EXERCISE DESCRIPTION:
Copy out each line of the data below in which the string "COMP" appears.

THE INPUT:

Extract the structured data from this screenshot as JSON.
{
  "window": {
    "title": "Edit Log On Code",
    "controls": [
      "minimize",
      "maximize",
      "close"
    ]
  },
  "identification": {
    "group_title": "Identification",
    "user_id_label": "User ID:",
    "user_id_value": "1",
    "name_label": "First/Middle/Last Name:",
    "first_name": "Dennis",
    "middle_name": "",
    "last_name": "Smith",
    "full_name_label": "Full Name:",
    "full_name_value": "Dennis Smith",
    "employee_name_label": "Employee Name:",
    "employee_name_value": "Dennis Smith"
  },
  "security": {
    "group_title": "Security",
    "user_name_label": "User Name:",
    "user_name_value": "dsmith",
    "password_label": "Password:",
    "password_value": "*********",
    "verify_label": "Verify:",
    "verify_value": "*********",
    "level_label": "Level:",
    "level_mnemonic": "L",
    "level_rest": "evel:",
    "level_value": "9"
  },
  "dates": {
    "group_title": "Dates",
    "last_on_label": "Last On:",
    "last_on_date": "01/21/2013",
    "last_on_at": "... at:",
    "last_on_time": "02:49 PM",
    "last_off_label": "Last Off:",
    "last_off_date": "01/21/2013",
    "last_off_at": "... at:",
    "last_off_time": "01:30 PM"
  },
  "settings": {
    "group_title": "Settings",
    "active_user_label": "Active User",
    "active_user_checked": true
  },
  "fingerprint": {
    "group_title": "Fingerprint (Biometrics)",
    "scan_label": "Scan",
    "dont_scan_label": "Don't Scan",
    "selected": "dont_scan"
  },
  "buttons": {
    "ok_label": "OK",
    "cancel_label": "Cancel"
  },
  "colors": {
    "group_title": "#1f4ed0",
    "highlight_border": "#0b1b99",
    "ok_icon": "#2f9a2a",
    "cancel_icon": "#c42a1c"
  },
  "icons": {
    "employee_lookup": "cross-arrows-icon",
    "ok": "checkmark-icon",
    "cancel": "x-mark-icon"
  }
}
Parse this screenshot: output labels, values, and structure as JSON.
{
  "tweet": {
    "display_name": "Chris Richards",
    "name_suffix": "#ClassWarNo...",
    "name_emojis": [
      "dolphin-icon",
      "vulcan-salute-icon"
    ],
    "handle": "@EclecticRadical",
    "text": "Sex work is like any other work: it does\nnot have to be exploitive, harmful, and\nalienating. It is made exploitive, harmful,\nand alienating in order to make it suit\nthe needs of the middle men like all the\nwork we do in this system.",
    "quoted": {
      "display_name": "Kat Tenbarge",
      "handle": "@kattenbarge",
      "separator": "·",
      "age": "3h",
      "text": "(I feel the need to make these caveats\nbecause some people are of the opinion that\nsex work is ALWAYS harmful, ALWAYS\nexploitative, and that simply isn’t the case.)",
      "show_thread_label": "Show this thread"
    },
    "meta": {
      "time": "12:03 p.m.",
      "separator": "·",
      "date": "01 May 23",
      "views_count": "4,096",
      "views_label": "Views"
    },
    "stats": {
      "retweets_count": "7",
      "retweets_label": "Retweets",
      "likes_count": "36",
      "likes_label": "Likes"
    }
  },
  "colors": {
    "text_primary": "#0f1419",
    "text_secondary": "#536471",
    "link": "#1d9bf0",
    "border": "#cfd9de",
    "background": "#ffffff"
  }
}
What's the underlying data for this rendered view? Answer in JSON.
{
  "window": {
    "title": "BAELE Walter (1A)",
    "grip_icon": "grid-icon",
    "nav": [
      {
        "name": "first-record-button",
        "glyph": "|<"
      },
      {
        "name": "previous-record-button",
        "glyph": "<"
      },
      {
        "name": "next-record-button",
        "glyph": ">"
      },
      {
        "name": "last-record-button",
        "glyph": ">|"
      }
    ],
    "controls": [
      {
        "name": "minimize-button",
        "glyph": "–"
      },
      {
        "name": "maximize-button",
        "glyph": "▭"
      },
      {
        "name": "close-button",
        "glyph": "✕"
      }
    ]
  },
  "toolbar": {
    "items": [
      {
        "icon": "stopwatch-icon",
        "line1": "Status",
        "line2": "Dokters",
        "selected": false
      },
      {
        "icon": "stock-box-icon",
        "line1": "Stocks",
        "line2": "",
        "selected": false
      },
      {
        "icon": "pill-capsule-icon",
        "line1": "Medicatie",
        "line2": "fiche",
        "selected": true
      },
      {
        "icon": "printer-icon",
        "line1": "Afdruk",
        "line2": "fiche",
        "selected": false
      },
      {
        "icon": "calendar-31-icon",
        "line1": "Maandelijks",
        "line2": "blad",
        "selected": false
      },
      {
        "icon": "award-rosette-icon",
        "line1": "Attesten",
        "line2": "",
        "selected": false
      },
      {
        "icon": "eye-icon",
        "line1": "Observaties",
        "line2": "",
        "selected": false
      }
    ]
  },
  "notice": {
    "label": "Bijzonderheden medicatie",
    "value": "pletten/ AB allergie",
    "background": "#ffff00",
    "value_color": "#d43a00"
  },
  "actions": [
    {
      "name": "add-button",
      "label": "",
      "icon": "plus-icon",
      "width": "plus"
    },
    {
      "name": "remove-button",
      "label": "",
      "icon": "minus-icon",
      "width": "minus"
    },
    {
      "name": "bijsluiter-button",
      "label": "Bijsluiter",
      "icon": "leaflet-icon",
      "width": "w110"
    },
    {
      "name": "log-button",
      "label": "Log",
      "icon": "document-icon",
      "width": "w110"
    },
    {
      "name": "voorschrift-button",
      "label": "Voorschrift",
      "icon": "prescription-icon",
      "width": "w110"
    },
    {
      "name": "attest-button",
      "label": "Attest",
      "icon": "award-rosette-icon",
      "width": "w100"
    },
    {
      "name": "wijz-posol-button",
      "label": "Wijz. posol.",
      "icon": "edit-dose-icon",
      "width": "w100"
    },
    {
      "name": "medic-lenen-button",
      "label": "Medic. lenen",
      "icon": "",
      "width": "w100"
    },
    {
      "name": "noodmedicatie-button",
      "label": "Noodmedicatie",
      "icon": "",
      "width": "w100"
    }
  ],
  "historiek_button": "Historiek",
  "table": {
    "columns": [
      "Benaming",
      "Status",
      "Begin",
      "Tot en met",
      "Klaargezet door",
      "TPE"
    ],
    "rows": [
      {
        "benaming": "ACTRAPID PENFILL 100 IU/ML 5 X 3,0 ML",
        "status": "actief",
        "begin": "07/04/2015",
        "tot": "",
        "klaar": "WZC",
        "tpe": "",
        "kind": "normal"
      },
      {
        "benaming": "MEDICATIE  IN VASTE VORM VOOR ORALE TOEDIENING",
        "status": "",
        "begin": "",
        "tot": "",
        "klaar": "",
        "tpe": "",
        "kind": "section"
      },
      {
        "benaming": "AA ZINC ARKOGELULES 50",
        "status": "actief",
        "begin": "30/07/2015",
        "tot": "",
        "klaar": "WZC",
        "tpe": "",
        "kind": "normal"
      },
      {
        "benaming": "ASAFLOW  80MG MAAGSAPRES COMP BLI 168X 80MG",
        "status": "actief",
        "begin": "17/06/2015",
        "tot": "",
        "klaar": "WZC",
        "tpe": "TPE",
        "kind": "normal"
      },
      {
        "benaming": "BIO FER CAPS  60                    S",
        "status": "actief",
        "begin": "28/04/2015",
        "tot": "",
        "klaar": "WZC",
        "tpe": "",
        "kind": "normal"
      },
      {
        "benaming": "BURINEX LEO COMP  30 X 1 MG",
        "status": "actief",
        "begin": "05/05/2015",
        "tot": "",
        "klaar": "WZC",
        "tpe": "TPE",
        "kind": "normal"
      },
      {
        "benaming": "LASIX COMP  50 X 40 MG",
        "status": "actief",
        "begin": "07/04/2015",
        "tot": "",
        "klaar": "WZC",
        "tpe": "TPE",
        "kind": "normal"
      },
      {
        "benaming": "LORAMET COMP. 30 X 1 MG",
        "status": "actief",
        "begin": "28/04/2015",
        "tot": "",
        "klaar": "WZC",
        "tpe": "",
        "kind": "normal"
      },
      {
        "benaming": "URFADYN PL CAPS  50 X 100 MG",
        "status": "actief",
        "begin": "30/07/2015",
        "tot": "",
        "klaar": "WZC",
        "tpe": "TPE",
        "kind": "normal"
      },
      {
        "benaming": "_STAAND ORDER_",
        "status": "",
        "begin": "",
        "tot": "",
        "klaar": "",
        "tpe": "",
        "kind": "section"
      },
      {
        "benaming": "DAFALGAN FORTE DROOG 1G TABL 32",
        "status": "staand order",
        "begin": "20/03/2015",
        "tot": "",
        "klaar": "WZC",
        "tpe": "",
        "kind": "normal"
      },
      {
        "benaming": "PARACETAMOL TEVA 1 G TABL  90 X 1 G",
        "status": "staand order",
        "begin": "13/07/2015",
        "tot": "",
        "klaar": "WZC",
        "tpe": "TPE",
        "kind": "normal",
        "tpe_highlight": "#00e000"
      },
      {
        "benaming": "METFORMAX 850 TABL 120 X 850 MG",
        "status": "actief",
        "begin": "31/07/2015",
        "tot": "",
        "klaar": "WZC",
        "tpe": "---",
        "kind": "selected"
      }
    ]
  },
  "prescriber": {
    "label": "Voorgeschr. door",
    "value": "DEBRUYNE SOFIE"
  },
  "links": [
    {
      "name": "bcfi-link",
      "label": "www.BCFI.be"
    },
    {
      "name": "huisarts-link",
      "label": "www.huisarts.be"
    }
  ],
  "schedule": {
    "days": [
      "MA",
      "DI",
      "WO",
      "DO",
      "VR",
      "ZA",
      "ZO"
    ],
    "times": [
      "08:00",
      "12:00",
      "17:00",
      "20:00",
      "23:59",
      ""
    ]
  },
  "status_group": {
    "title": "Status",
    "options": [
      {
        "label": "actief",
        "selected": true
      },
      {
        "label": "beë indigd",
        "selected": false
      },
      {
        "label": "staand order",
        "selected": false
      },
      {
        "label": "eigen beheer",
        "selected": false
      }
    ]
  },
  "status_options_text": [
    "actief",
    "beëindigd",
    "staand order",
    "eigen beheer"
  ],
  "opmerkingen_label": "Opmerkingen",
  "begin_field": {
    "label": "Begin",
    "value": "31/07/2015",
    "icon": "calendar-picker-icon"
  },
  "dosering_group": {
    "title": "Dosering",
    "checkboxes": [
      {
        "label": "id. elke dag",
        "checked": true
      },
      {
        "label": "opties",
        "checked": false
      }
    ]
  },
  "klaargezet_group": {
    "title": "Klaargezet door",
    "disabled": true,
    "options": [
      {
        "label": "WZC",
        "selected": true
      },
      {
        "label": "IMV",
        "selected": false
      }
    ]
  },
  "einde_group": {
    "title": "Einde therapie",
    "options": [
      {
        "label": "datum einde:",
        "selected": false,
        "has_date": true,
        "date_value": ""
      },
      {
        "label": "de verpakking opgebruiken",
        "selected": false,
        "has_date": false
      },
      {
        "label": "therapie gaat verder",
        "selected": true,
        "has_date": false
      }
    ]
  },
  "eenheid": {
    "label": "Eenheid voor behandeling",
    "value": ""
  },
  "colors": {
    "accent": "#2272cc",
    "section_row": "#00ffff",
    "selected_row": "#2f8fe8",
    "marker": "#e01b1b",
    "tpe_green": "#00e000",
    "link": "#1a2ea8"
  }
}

ANSWER TO THIS TASK:
        "benaming": "ASAFLOW  80MG MAAGSAPRES COMP BLI 168X 80MG",
        "benaming": "BURINEX LEO COMP  30 X 1 MG",
        "benaming": "LASIX COMP  50 X 40 MG",
        "benaming": "LORAMET COMP. 30 X 1 MG",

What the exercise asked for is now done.